Ryland earned $5,750,000, or41 cents a share, during the quarter that ended Sept. 30, compared with 80 cents a share in the third quarter of 1989. The reason: slow sales of new homes, especially in the mid-Atlantic region and in California.
Two of the three securities analysts contacted yesterday said the quarterly results were slightly weaker than they had expected. Both Michael Mead of Legg Mason Wood Walker Inc. in Baltimore and Lawrence Horan of Prudential-Bache Securities Inc. in New York had expected Ryland to earn 45 cents a share for the quarter.
Ryland's stock price didn't react much to the news, closing down12.5 cents, to $9.875 a share.

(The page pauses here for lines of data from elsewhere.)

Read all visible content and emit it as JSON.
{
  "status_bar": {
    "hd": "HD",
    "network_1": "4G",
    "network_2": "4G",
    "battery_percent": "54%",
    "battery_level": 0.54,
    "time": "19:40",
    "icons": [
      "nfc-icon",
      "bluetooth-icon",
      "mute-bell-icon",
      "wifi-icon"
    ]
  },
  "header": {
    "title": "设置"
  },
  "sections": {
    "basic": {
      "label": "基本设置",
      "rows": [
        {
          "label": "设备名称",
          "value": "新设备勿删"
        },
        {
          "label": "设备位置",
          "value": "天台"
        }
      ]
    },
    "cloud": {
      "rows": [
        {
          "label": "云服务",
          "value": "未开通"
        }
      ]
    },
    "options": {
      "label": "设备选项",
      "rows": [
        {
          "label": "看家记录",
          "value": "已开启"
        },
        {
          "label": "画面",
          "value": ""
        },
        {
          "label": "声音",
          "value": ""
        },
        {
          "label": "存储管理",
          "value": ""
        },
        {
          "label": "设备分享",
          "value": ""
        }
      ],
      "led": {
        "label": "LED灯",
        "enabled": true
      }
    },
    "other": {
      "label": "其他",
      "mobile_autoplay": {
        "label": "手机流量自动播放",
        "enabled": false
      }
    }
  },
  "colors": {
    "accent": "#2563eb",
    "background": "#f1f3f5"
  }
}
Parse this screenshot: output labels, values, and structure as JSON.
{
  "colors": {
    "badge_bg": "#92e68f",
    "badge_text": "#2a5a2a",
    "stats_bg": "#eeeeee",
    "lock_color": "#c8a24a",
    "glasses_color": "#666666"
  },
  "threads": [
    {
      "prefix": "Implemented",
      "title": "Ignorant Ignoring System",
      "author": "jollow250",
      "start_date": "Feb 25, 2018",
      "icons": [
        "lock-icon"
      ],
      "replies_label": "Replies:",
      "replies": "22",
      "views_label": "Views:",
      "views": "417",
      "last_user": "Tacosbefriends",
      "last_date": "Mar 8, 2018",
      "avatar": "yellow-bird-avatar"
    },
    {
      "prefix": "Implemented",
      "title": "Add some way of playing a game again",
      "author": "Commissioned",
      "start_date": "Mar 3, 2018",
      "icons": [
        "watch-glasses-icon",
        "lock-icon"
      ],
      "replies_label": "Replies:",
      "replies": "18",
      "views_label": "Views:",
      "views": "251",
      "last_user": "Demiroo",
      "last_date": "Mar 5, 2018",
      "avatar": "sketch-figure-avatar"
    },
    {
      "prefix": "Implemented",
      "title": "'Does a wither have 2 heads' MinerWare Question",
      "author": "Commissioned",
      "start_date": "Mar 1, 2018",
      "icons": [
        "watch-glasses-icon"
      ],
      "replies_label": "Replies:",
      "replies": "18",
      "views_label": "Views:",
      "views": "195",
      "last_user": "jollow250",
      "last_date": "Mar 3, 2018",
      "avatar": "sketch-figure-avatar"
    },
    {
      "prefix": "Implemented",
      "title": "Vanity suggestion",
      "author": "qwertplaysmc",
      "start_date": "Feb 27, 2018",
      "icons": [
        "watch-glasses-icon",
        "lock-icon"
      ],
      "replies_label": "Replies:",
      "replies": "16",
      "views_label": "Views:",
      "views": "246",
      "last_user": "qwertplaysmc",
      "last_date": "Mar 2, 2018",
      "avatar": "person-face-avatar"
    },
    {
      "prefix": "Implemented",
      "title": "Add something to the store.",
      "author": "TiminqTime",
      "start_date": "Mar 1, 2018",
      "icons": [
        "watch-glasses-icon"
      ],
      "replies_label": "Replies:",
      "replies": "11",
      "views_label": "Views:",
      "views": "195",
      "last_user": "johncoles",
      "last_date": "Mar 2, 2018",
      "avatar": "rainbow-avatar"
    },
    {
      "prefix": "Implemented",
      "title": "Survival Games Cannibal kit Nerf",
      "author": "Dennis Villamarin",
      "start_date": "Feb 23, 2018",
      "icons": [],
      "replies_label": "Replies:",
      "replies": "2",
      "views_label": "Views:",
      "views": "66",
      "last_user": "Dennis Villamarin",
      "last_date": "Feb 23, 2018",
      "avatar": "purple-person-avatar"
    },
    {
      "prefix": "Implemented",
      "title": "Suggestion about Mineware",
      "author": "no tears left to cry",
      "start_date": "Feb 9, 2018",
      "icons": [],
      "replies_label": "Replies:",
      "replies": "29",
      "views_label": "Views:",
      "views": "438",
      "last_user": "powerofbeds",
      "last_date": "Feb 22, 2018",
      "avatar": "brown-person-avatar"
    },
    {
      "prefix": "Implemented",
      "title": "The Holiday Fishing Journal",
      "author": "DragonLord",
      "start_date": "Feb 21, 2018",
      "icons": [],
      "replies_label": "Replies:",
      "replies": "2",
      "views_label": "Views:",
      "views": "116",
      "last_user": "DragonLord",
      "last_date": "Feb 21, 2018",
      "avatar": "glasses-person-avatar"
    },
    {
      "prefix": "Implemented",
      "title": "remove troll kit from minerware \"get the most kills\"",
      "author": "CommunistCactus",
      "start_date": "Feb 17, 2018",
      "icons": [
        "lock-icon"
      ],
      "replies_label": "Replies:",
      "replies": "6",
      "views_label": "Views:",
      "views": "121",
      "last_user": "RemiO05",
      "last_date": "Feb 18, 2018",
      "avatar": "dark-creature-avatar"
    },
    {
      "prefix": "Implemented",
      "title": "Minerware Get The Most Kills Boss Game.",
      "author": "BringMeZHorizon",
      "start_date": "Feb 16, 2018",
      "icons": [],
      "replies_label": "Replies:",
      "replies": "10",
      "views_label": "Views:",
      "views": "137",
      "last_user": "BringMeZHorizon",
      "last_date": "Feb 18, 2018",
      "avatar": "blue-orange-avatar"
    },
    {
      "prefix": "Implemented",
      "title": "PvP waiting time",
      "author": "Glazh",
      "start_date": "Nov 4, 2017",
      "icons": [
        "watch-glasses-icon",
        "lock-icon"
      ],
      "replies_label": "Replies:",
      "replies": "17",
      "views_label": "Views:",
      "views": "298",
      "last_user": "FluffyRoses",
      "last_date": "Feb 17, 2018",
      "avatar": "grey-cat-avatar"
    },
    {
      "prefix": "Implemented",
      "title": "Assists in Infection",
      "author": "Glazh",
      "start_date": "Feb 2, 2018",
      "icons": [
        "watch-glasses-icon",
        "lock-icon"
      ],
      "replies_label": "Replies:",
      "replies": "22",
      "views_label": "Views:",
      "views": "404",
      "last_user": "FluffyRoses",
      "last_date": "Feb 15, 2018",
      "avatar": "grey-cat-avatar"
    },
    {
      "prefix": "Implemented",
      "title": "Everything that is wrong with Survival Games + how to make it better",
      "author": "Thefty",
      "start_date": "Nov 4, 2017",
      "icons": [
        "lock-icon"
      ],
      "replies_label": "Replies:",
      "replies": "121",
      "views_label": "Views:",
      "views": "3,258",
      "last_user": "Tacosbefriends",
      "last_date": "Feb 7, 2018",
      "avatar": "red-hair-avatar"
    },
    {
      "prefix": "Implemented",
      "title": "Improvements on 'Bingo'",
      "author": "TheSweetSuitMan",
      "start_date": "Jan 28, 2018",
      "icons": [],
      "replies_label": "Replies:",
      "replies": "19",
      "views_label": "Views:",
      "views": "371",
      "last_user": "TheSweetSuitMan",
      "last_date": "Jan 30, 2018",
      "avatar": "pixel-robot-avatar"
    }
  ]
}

Ryland's year-to-year earnings declines could get even bigger in quarters to come, since the number of new homes ordered during the third quarter fell 35 percent. Homebuilders usually take orders for new homes in one quarter and make money on them in the next quarter, after a customer receives a mortgage and closes the purchase of the home.
Ryland's profits fell by almost half in the third quarter, when the company settled sales of 14 percent fewer homes than in the third quarter of last year. In coming quarters, this quarter's drop in new orders should translate into major declines in settlements -- and in revenue for Ryland.
"The next two quarters will continue to show a lot of weakness," Mr. Mead said. "This is historically a very cyclical business, and we're in full cycle right now."
"We haven't seen a strengthening of the market yet overall," said Nancy L. Smith, Ryland's corporate secretary. She blamed the poor sales on low consumer confidence, which she said has been hurt by events in the Middle East and by fears of a recession.
Weak sales in the mid-Atlantic region and California more than offset relative strength in markets such as Texas and the Midwest, she added. New orders were off by60 percent for Ryland's California operations and 42 percent in the mid-Atlantic region.
"Those areas are down more than the areas that are up are up," Ms. Smith said.
The weakness in Ryland's profits probably will continue into next year, several analysts said. Barbara Allen of Kidder, Peabody & Co., an analyst who usually has been sympathetic to Ryland, estimates that Ryland will earn $1.75 to $2 a share next year if there is a recession.
Mr. Horan, who has been more bearish on Ryland, forecast that the company will earn about $1.50 a share.
Ryland earned $3.25 a share in 1989 and has earned $1.27 a share for the first three quarters of this year, down from $1.93 a share in the first three quarters of 1989.
Mr. Mead said Ryland's weak earnings reflect problems in the economy rather than specific mistakes by Ryland's management. He said Ryland's conservative financial stance positions it well to survive the slowdown and benefit when the homebuilding industry recovers.